### To do
Would you please set down the entries below exactly as shown?

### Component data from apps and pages
- - - - -

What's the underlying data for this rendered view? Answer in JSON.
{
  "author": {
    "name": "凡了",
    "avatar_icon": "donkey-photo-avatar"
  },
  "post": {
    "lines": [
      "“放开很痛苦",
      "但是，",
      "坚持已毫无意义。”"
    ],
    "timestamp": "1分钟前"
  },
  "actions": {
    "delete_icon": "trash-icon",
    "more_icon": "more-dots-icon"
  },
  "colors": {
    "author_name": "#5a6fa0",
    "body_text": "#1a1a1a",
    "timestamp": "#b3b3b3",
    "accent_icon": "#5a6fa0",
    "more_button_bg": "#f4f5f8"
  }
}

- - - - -

### Task solution
What's the underlying data for this rendered view? Answer in JSON.
{
  "author": {
    "name": "凡了",
    "avatar_icon": "donkey-photo-avatar"
  },
  "post": {
    "lines": [
      "“放开很痛苦",
      "但是，",
      "坚持已毫无意义。”"
    ],
    "timestamp": "1分钟前"
  },
  "actions": {
    "delete_icon": "trash-icon",
    "more_icon": "more-dots-icon"
  },
  "colors": {
    "author_name": "#5a6fa0",
    "body_text": "#1a1a1a",
    "timestamp": "#b3b3b3",
    "accent_icon": "#5a6fa0",
    "more_button_bg": "#f4f5f8"
  }
}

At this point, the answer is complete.